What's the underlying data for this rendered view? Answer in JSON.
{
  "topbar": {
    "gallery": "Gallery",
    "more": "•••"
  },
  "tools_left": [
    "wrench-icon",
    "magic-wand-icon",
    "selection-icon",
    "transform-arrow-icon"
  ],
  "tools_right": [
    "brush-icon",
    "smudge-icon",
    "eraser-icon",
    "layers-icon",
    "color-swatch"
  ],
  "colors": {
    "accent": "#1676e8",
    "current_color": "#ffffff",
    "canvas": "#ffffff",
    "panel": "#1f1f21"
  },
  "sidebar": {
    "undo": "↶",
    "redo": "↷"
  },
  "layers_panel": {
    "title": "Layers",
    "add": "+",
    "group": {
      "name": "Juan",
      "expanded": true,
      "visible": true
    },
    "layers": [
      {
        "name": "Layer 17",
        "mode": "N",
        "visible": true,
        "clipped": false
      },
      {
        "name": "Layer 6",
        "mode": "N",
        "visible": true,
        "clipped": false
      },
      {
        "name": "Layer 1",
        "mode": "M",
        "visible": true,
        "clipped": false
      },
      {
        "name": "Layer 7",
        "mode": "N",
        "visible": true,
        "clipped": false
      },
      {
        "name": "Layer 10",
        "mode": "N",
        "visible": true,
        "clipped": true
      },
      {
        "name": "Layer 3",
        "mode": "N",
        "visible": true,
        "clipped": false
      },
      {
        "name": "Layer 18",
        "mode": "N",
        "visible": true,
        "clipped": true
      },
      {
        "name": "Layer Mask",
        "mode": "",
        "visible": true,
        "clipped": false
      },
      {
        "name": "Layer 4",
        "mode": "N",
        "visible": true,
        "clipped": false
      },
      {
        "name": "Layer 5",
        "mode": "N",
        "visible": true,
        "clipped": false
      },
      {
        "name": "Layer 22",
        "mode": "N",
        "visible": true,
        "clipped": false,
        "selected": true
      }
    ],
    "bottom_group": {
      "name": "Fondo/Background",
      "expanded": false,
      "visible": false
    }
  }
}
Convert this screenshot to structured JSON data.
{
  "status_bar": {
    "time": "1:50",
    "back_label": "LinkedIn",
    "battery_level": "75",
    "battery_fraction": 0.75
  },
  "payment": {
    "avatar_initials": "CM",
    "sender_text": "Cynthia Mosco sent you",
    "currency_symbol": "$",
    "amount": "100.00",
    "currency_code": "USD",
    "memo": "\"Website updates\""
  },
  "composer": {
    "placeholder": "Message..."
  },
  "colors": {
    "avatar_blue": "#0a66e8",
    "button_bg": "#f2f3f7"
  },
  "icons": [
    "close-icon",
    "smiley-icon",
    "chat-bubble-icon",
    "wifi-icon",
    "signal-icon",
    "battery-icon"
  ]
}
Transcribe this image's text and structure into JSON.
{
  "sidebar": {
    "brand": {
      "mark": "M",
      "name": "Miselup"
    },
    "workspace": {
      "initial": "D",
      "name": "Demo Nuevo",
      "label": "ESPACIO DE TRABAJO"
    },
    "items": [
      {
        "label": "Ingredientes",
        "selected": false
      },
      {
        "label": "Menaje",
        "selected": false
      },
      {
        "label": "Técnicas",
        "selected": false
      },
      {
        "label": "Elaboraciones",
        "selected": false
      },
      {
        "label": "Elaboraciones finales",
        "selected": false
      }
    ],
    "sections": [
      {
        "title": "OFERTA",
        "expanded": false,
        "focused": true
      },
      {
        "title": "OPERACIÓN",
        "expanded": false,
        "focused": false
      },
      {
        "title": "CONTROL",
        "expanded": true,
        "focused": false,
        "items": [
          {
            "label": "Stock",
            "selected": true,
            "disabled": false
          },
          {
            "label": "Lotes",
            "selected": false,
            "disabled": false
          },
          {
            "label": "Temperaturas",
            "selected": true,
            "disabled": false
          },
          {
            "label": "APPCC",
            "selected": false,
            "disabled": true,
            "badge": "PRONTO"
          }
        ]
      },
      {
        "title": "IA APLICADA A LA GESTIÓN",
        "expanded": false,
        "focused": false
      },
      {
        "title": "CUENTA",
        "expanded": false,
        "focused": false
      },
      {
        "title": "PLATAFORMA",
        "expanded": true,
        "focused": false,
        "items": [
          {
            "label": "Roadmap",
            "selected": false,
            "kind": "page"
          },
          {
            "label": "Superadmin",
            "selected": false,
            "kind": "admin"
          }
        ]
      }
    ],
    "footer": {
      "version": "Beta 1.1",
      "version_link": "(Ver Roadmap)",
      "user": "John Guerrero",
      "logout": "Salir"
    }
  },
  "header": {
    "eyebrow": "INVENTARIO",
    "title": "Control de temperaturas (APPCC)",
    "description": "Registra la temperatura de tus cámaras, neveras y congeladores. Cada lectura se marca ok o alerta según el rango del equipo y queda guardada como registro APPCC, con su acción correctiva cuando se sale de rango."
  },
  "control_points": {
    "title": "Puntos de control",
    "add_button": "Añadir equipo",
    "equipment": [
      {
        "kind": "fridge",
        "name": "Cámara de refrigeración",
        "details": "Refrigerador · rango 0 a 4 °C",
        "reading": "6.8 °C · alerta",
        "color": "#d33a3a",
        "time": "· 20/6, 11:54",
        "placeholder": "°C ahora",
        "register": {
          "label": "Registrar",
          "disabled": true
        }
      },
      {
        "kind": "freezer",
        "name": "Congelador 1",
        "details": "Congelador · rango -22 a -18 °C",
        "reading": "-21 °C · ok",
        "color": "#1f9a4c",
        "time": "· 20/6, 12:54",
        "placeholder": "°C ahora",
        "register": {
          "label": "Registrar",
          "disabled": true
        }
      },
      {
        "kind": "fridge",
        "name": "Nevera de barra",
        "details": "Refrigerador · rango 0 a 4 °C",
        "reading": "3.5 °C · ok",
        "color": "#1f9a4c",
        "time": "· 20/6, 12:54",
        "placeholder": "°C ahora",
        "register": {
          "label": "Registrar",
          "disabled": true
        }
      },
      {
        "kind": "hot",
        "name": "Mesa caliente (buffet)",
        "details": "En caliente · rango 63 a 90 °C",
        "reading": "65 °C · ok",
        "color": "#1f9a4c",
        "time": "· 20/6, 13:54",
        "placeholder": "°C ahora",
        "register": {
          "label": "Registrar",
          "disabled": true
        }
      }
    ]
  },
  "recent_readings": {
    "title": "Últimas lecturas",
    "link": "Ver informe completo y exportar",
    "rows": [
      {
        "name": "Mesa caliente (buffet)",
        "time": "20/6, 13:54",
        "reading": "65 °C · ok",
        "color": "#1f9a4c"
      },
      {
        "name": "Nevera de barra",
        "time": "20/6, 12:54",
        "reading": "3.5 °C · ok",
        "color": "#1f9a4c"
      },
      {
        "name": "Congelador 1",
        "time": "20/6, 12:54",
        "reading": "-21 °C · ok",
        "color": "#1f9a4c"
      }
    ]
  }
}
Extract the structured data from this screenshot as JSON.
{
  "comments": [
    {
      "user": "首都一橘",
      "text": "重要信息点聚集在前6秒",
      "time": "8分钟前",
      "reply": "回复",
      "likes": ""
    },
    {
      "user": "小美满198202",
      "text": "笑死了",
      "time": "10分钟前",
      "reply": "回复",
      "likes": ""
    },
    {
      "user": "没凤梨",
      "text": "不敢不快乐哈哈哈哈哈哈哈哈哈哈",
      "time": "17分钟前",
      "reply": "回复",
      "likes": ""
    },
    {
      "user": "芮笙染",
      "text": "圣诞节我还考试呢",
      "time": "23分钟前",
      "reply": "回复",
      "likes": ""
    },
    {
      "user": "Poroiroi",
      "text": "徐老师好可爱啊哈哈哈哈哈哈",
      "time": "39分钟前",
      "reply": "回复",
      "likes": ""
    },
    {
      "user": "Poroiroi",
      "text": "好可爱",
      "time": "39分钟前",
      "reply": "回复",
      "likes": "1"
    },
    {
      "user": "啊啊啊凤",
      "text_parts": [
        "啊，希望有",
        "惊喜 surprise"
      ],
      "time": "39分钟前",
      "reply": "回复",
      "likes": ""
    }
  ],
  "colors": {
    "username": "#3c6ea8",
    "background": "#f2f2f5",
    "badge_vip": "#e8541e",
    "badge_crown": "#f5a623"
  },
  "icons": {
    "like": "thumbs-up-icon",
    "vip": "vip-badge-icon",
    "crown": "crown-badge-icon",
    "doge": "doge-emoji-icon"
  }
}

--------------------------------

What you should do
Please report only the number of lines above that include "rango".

Result of this task
5